regular phishing expeditions, spear phishing messages appear to come from a trusted source. Phishing messages usually appear to come from a large and well-known company or
Web site with a broad membership base, such as eBay or PayPal. In the case of spear phishing, however, the apparent source of the e-mail is likely to be an individual within the
recipient’s own company and generally someone in a position of authority. The attack described in this question is not an example of spear phishing.
D: Impersonation is where a person, computer, software application or service pretends to be someone it’s not. Impersonation is commonly non-maliciously used in client/server
applications. However, it can also be used as a security threat. The attack described in this question is not an example of impersonation.
Which of the following tests a number of security controls in the least invasive manner?
A. Vulnerability scan B. Threat assessment C. Penetration test D. Ping sweep
Correct Answer: A Section: Threats and Vulnerabilities
Vulnerability scanning has minimal impact on network resource due to the passive nature of the scanning.
A vulnerability scan is the process of scanning the network and/or I.T. infrastructure for threats and vulnerabilities. The threats and vulnerabilities are then evaluated in a risk
assessment and the necessary actions taken to resolve and vulnerabilities. A vulnerability scan scans for known weaknesses such as missing patches or security updates.

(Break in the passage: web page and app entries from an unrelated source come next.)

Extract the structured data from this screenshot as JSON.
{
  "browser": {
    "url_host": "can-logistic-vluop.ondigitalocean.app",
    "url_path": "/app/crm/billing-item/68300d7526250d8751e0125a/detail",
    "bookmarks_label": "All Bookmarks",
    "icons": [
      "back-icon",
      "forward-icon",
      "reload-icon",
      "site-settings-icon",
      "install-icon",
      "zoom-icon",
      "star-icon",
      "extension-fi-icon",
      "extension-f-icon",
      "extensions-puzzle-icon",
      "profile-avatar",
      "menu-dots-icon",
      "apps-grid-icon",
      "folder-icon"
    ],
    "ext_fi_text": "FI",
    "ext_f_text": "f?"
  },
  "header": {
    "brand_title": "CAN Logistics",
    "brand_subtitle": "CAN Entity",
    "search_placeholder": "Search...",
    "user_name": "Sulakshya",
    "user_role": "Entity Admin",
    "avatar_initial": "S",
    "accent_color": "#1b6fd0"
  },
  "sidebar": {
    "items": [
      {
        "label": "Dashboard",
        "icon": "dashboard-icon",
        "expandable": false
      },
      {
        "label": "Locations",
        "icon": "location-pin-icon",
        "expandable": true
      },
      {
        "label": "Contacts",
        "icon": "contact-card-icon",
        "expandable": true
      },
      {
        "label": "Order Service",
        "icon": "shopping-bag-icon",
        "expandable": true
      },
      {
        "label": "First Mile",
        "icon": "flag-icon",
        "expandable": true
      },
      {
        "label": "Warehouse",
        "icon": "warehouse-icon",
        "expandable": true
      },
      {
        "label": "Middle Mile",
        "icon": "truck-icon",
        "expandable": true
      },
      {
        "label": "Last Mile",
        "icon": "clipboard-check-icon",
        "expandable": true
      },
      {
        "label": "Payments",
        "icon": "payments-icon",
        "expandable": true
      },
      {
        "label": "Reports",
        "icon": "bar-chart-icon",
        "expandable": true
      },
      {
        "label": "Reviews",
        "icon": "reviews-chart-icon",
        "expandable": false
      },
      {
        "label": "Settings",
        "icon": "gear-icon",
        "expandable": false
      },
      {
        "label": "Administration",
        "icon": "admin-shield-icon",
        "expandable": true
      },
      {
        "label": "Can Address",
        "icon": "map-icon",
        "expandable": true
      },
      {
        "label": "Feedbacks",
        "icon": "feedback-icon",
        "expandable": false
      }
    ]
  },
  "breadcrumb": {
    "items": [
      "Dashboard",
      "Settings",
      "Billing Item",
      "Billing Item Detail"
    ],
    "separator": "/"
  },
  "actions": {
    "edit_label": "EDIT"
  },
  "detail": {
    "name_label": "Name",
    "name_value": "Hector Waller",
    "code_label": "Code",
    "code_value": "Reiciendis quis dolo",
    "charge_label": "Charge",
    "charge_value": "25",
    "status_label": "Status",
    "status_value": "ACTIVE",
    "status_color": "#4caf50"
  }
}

A vulnerability scan is the automated process of proactively identifying security vulnerabilities of computing systems in a network in order to determine if and where a system can be
exploited and/or threatened. While public servers are important for communication and data transfer over the Internet, they open the door to potential security breaches by threat
agents, such as malicious hackers.
Vulnerability scanning employs software that seeks out security flaws based on a database of known flaws, testing systems for the occurrence of these flaws and generating a report of
the findings that an individual or an enterprise can use to tighten the network’s security.
B: A threat assessment is the assessment of all threats to a business, not just those related to IT. It is not used to test security controls in a network.
C: Penetration testing (also called pen testing) is the practice of testing a computer system, network or Web application to find vulnerabilities that an attacker could exploit.
Pen tests can be automated with software applications or they can be performed manually. Either way, the process includes gathering information about the target before the test
(reconnaissance), identifying possible entry points, attempting to break in (either virtually or for real) and reporting back the findings.
The main objective of penetration testing is to determine security weaknesses. A pen test can also be used to test an organization’s security policy compliance, its employees’ security
awareness and the organization’s ability to identify and respond to security incidents.
Penetration is considered ‘active’ because you are actively trying to circumvent the system’s security controls to gain access to the system as opposed to vulnerability scanning which
is considered passive and therefore the least invasive.
D: A ping sweep is the process of sending ICMP ping requests to all IP addresses in an IP subnet to see which addresses map to live hosts. It is not used to test security controls in a